Essex, : Suffolk, and Norfolk, Navigable Canal from London to Norwich and Lynn. By subscription, ready for the press, and speedily will be published, Price Five Shillings, half Bound, dedicated, by permission, to Thomas Bernay Brampston and John Bullock, Esqrs. Representatives for Essex; Sir John Rous, Bart. and Joshua Grigby, Esq. Representatives for Suffolk; Sir Edward Astley and Sir John Wodehouse, Barts. Representatives for Norfolk; a treatise addressed to the Nobility, Gentry, Land owners, Merchants, Traders, Farmers, and Manufacturers, of the Cities and Towns in those Counties, and also the City of London. Containing a full and particular account of the numerous advantages which will accrue to them, if a Navigable Canal was immediately cut from London through the interior parts of the above Counties to Norwich and Lynn. Pointing out The advantages which will accrue from such an undertaking, to the Kingdom in general, and to the Cities of London and Norwich, and Town of Lynn, in particular. As also to above sixty market and manufacturing Towns, and near seven hundred Villages, through and near which it is proposed to pass; which communication will always prevent a scarcity or monopoly of Corn or Coals in the London Market. Also, Shewing the amazing saving of land carriage, and the immense numbers of acres of land, now engrossed for growing of horse corn, only for horses employed in land carriage in these three Counties, which may be converted to other uses, as well as be the means of doubling, and in many places trebling, the value of land and produce, by a speedy, easy, and cheap conveyance to a market for consumption or exportation; and a certain and constant supply of oak timber for the royal navy, as 28,000 oak trees are proposed to be planted at proper distances, on the banks of the Canal. Including likewise, An estimate of the whole expence, and mode of raising the money necessary to carry it into execution, on the most easy, certain, and expeditious terms, and the extraordinary interest it will produce. As also a scheme for the repayment of the principal in a few years, and for rendering the shares of original Subscribers, a valuable and immense Freehold Income for ever. Illustrated with a Geographical whole sheet map of the passage which the proposed Canal is intended to take through the three Counties: As also with two views; the one of the Duke of Bridgewater's amazing Aquaduct over the River Irwell, in Lancashire, with his Grace's barges sailing thereon, forty feet above the river, and barges also passing under it, and on the river, at the same time: the other the view of the subterraneous passage of the great Staffordshire Canal above a mile under ground, at the great hill called Harecastle. The whole shewing the utility and importance of Inland Navigation. By an Essex Freeholder. At this present time, when the Princes of France, Poland, and Russia, are setting examples of this kind, for the promotion of commerce and agriculture, the Author flatters himself, the above work is not beneath the notice (if not of the Prince) at least of the present Prime Minister, the son of the immortal Chatham. Those Noblemen, Gentlemen, and others, who wish to promote and encourage this useful, instructing, and entertaining Treatise, are requested to transmit their Names as soon as possible, to the Printers of the Norwich, Ipswich, and Chelmsford News-Papers; Mr. Debrett, Bookseller, Piccadilly, or to Mr. Anrdews, Printer and Bookseller, No. 10, Little-Eastcheap, London; as it is intended only to print such a number as to answer the expected demand. N. B. No Subscription Money is desired till the Book is ready to be delivered, which will be on the first of December next at farthest, at which time the Book will be Delivered and the Subscription called for. - The Subscribers Names will be printed, if permitted
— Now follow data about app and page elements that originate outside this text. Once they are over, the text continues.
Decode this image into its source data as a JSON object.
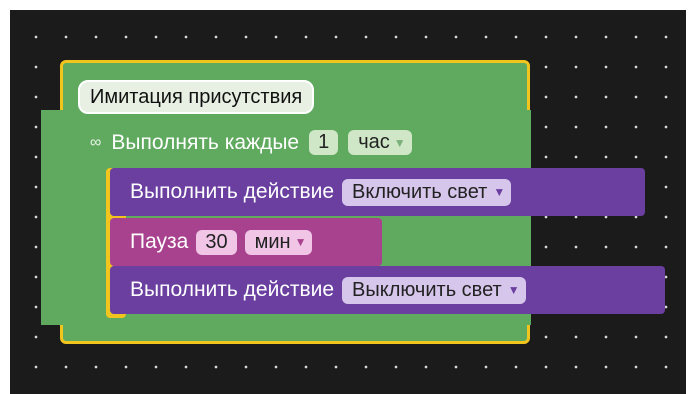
{
  "program": {
    "title": "Имитация присутствия",
    "repeat": {
      "label": "Выполнять каждые",
      "value": "1",
      "unit": "час",
      "icon": "repeat-icon"
    },
    "actions": [
      {
        "label": "Выполнить действие",
        "option": "Включить свет"
      },
      {
        "label": "Пауза",
        "value": "30",
        "unit": "мин"
      },
      {
        "label": "Выполнить действие",
        "option": "Выключить свет"
      }
    ]
  },
  "colors": {
    "workspace": "#1b1b1b",
    "event_block": "#5faa5f",
    "selected_outline": "#f2c51e",
    "action_block": "#6a3fa0",
    "pause_block": "#a8428e"
  }
}
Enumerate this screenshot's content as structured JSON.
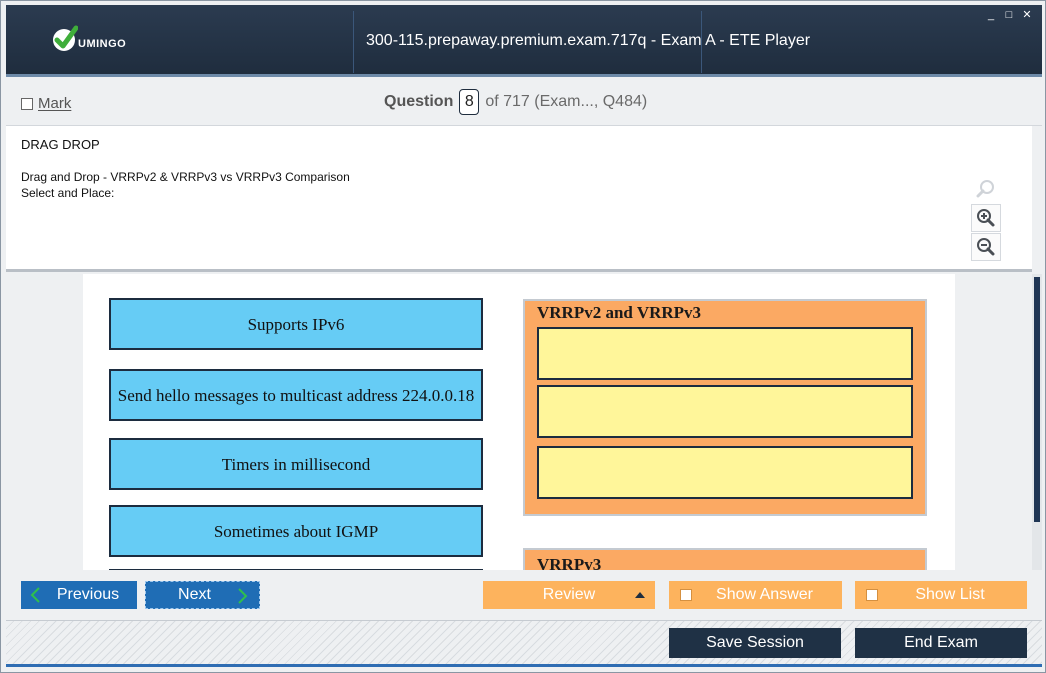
{
  "window": {
    "title": "300-115.prepaway.premium.exam.717q - Exam A - ETE Player",
    "logo_text": "UMINGO",
    "controls": [
      "_",
      "□",
      "✕"
    ]
  },
  "header": {
    "mark_label": "Mark",
    "question_label": "Question",
    "question_number": "8",
    "question_suffix": "of 717 (Exam..., Q484)"
  },
  "question": {
    "type": "DRAG DROP",
    "line1": "Drag and Drop - VRRPv2 & VRRPv3 vs VRRPv3 Comparison",
    "line2": "Select and Place:"
  },
  "zoom_tools": [
    "search-icon",
    "zoom-in-icon",
    "zoom-out-icon"
  ],
  "exhibit": {
    "source_items": [
      "Supports IPv6",
      "Send hello messages to multicast address 224.0.0.18",
      "Timers in millisecond",
      "Sometimes about IGMP"
    ],
    "group_1_title": "VRRPv2 and VRRPv3",
    "group_2_title": "VRRPv3",
    "colors": {
      "source": "#66ccf5",
      "group": "#fba963",
      "slot": "#fff69a"
    }
  },
  "nav": {
    "previous": "Previous",
    "next": "Next",
    "review": "Review",
    "show_answer": "Show Answer",
    "show_list": "Show List",
    "save_session": "Save Session",
    "end_exam": "End Exam"
  }
}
Phillips, John (1631-1706) / Cengage Gale / 2009
Livres 10.
Faulkner, Virginia (1913-1980) / 1st Bison Book ed. / University of Nebraska Press / 1974, cop. 1957